- Just before this, in the same month of March 2014, it was reported that a German court had fined 28 million euro (US$ 39 million) to the French pharma major Sanofi and convicted two of its former employees on bribery charges.
- In November 2013, Teva Pharmaceutical reportedly said that an internal investigation turned up suspect practices in countries ranging from Latin America to Russia.
- In May 2013, Sanofi was reportedly fined US$ 52.8 Million by the French competition regulator for trying to limit sales of generic versions of the company’s Plavix.
- In August 2012, Pfizer Inc. was reportedly fined US$ 60.2 million by the US Securities and Exchange Commission to settle a federal investigation on alleged bribing of overseas doctors and other health officials to prescribe medicines.

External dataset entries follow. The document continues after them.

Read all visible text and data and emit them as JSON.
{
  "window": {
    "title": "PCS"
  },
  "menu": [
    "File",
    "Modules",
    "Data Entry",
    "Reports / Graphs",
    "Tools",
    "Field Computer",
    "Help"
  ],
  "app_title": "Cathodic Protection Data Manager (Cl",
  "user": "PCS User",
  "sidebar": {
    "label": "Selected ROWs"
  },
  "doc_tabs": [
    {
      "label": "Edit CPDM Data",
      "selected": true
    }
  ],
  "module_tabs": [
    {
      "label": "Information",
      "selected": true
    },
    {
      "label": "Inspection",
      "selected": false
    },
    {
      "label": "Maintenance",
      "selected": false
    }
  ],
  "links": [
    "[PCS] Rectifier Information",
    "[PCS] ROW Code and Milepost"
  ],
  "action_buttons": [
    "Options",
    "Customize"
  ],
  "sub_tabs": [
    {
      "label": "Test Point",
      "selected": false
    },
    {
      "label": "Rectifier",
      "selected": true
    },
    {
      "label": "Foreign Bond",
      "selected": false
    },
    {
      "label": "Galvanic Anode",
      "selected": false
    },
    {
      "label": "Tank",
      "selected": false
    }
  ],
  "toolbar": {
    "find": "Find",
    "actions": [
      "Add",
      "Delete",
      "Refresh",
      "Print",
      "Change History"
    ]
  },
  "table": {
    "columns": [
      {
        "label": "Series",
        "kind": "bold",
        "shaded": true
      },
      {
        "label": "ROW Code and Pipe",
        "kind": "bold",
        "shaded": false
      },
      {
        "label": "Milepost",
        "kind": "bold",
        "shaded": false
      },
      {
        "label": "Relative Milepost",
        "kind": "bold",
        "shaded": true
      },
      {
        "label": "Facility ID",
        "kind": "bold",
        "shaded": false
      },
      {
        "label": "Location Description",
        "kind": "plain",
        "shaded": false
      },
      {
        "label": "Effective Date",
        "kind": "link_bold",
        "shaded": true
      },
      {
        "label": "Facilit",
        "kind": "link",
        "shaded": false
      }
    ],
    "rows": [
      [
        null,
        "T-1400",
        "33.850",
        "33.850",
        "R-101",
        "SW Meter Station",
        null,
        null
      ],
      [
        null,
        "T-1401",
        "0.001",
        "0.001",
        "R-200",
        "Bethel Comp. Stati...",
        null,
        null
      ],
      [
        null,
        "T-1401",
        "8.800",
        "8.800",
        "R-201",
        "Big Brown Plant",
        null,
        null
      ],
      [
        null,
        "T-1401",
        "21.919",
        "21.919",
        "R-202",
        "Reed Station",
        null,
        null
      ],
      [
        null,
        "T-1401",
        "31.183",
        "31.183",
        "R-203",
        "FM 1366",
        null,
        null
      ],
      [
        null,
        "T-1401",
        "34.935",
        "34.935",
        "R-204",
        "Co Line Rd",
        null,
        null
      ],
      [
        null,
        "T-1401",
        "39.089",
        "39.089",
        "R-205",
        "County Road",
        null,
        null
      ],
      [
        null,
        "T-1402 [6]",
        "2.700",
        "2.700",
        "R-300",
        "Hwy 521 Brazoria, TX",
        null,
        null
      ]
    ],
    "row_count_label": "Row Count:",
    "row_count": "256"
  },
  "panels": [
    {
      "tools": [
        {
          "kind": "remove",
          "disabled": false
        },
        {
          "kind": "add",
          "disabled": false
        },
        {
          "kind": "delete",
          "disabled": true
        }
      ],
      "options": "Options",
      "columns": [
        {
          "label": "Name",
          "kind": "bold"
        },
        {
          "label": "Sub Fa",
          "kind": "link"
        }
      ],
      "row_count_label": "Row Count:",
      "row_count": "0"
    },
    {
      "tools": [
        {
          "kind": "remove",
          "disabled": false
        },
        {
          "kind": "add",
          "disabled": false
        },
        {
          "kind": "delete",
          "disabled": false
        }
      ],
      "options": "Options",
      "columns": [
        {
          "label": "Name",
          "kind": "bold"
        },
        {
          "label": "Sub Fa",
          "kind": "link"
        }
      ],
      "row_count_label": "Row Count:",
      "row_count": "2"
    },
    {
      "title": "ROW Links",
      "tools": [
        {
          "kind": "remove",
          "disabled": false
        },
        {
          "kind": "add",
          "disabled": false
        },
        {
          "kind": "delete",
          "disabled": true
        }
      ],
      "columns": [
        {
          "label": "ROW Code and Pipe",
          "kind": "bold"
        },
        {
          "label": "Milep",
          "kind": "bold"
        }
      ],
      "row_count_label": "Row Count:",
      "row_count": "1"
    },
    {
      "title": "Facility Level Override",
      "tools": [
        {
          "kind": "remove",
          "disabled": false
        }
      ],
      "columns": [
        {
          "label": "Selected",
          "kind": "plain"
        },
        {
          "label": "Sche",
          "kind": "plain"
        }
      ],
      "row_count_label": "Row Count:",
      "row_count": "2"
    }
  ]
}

- In April 2012, a judge in Arkansas, US, reportedly fined Johnson & Johnson and a subsidiary more than US$1.2 billion after a jury found that the companies had minimized or concealed the dangers associated with an antipsychotic drug.
Where does most of the marketing expenditure go?
On February 11, 2015, an article published in the ‘The Washington Post’ titled, “Big pharmaceutical companies are spending far more on marketing than research”, stated:
“Most of this marketing money is directed at the physicians who do the prescribing, rather than consumers.”
The HBO video that had gone viral:
The HBO Video with a dash of characteristic British humor of “John Oliver: Marketing to Doctors (HBO)” captures the essence of the issue. Many readers much have watched this video earlier. Nevertheless it helps understanding the point.
Some people associated with the industry did attempt nitpicking on this video and quite understandably; they did not find many takers.
As deliberated above, I submit with humility that there are ample hard facts, which would debunk even more forcefully, the ‘debunking of the remaining so called four myths’ as was elucidated in the Forbes Magazine article authored by well-respected John Lechleiter, the President, Chairman and CEO of Eli Lilly and Company.
This seemingly well-timed article from the global pharma icon, though with disappointedly fragile content, I reckon, would not be able to evoke the desired response from its target audience. On the contrary, it carries the risk of being construed as no more than a half-hearted attempt of defending the indefensible and in that process reconfirming the truth, camouflaged in the paper as ‘myths’.
By: Tapan J. Ray
Disclaimer: The views/opinions expressed in this article are entirely my own, written in my individual and personal capacity. I do not represent any other person or organization for this opinion.